Your objective
Go through the records below and copy out every line holding "discord".

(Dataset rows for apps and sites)

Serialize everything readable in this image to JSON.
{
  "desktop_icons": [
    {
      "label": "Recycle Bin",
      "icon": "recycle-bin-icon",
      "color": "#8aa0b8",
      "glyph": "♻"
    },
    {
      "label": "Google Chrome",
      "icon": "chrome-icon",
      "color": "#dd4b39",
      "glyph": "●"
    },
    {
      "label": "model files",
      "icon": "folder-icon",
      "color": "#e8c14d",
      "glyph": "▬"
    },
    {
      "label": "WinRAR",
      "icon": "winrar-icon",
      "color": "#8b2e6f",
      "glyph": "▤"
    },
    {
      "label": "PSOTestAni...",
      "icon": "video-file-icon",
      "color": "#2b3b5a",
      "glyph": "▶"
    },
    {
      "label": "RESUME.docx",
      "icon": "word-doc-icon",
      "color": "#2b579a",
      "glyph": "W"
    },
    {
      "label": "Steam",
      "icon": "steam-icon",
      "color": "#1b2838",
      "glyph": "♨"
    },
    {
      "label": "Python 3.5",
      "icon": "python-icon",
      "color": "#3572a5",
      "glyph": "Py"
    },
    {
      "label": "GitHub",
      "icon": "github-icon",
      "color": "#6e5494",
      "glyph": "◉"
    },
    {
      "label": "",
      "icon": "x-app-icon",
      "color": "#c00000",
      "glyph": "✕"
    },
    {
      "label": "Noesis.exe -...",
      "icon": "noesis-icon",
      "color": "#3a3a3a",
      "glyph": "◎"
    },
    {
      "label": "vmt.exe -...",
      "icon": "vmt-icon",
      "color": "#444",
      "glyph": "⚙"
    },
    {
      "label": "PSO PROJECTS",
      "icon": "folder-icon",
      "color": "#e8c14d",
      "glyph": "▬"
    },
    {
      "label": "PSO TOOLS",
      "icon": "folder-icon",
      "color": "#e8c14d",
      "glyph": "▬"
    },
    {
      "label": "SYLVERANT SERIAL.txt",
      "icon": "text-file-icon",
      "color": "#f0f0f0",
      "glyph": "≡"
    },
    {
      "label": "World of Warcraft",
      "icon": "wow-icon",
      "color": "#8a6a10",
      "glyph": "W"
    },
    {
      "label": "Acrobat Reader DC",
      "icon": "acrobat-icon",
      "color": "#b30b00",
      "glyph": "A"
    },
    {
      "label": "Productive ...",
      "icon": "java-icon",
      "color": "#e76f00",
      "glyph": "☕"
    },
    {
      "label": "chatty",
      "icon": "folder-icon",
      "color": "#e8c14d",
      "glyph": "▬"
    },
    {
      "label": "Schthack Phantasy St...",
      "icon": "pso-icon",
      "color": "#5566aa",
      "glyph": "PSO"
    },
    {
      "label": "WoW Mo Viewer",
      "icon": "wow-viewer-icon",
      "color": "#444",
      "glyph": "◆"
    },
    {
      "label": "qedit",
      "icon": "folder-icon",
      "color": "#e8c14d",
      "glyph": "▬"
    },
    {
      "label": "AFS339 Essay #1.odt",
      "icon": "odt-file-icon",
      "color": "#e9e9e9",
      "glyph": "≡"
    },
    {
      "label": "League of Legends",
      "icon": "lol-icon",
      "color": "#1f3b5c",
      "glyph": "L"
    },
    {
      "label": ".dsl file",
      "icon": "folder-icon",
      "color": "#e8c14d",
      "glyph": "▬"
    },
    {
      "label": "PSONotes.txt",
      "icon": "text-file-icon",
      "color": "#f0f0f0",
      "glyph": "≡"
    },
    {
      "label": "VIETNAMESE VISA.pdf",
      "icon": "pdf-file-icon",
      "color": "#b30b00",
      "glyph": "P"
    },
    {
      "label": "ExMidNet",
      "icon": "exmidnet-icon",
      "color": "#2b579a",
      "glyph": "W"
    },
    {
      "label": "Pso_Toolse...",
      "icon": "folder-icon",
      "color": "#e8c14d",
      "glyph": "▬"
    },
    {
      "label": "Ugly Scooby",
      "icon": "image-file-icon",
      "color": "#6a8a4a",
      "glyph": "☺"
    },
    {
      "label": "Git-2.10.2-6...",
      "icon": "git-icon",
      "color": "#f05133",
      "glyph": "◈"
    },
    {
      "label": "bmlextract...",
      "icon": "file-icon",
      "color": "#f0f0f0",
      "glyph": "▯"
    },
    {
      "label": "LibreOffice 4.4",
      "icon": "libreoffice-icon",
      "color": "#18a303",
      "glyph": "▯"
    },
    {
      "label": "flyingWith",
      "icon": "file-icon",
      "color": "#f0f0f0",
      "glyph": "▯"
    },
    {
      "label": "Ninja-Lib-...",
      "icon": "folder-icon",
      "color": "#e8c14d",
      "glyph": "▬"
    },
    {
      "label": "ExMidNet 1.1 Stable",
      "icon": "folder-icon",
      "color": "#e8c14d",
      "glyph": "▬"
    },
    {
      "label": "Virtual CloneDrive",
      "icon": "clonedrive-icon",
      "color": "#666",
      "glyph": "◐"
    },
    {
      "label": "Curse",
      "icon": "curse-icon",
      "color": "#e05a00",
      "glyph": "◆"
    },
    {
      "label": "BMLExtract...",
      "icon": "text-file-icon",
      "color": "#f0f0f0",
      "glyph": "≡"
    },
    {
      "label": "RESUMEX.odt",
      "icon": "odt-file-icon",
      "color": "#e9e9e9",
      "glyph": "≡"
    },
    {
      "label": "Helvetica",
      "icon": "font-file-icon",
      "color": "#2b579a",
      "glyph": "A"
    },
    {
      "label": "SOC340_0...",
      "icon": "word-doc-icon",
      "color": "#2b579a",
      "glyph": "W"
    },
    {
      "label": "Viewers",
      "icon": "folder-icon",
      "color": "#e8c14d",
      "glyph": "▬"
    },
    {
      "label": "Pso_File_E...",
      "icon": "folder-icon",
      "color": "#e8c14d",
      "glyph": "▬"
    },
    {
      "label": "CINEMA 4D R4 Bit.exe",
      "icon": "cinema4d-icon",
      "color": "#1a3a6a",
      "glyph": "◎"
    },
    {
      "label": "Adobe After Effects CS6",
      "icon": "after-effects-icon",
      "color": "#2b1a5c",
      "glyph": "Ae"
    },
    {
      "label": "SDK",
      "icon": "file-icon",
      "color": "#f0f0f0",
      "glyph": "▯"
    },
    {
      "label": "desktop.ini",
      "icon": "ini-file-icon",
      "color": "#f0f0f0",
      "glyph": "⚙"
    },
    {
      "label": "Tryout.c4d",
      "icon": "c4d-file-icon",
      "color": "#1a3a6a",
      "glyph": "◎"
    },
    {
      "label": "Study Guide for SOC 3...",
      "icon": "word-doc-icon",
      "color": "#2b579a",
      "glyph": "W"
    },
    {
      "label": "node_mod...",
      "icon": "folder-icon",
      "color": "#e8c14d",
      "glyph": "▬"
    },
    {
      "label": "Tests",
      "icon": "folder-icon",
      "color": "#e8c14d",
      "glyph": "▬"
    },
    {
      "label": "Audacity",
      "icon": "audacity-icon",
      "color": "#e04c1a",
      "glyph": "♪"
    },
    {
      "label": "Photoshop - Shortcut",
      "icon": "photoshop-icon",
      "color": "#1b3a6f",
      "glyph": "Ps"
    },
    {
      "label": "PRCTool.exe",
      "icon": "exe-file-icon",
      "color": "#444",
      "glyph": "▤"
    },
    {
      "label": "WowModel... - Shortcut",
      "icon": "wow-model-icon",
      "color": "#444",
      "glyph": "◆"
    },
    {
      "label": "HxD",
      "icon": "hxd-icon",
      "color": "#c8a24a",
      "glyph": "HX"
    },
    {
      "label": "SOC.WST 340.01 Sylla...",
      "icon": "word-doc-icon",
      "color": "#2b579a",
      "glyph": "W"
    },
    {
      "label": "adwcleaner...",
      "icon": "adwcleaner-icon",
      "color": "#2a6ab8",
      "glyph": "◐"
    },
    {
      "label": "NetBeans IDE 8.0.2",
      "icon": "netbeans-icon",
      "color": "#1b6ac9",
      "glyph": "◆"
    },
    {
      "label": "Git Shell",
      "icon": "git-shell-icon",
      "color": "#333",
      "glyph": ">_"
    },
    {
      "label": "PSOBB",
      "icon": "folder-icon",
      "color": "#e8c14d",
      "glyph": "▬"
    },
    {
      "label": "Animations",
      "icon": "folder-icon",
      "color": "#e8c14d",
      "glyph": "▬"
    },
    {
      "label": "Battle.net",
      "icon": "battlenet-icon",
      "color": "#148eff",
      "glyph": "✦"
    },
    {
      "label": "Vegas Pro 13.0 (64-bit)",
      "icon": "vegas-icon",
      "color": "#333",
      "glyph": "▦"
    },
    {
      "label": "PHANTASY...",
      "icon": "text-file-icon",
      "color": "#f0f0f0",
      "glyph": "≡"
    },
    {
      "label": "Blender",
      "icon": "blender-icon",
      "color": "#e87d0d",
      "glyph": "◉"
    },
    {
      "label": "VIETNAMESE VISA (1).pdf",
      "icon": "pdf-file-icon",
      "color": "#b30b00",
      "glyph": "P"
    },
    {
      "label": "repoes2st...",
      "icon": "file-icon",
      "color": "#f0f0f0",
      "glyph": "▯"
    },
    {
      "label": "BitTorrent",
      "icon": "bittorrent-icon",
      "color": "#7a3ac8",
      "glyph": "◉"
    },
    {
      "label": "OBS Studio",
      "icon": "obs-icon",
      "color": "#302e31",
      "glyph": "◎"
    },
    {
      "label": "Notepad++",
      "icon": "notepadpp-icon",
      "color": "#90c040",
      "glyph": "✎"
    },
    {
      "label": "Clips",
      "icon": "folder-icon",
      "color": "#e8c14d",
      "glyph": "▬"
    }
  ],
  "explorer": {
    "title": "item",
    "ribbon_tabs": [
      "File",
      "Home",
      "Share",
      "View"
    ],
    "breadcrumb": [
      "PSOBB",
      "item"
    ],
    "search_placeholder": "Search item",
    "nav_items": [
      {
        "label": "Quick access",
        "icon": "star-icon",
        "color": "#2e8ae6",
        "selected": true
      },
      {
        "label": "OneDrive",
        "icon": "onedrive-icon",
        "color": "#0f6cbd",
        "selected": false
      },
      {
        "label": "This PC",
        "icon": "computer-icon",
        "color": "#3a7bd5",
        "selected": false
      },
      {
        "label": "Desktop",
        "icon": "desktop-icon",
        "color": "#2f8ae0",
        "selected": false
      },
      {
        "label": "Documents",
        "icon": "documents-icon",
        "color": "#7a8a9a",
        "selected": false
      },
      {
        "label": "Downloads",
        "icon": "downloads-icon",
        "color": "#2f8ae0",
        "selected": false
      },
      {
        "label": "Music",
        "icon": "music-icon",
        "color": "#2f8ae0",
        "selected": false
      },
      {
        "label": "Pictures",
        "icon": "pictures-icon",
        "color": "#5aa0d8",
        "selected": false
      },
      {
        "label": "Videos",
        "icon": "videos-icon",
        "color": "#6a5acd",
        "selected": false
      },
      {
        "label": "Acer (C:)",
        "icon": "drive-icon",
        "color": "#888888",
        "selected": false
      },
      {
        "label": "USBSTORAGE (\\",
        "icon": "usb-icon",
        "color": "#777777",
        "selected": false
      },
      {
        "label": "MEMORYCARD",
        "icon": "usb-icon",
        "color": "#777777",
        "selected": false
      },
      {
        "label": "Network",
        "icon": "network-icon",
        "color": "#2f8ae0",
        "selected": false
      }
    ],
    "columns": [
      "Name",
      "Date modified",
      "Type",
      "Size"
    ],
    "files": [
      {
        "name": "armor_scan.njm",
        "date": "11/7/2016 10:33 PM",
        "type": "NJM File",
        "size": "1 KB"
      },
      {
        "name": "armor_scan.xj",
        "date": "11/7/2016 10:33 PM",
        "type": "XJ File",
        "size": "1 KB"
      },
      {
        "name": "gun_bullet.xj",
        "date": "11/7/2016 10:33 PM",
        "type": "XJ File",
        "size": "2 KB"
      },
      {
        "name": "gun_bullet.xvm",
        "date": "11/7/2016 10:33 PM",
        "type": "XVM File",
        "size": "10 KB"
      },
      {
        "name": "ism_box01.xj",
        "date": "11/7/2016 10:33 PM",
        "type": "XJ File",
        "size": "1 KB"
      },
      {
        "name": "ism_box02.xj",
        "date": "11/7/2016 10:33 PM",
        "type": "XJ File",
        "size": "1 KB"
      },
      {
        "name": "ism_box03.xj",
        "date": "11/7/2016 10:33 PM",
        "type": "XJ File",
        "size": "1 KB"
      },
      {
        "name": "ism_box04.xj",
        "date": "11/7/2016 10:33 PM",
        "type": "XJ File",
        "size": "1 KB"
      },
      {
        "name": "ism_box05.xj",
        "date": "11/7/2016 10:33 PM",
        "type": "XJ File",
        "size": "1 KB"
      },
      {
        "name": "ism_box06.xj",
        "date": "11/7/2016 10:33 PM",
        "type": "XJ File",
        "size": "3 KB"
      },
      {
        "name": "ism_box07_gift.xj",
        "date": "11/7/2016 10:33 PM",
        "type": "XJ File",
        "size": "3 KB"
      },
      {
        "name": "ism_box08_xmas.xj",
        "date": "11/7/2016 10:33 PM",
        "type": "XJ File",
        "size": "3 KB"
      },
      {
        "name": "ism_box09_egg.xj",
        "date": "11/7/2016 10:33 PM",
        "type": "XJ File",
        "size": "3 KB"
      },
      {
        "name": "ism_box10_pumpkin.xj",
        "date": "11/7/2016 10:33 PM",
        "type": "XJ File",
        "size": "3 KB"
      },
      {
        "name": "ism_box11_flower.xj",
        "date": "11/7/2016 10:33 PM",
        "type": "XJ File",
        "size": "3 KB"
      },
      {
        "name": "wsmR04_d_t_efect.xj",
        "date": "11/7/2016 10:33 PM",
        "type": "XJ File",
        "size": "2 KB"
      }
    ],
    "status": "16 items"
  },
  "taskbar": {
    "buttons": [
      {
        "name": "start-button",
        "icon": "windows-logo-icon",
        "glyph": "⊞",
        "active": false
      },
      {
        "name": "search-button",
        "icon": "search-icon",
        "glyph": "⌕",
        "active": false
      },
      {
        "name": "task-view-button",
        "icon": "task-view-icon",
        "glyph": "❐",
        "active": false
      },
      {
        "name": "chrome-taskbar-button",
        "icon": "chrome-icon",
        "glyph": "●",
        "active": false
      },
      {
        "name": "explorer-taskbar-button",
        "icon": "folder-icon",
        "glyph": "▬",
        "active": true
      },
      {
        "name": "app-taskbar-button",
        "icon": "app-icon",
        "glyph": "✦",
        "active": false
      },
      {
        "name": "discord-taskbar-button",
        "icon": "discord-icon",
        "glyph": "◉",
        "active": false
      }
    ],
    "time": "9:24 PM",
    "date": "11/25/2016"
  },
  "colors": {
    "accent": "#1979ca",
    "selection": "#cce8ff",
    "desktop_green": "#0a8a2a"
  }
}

Response area
        "name": "discord-taskbar-button",
        "icon": "discord-icon",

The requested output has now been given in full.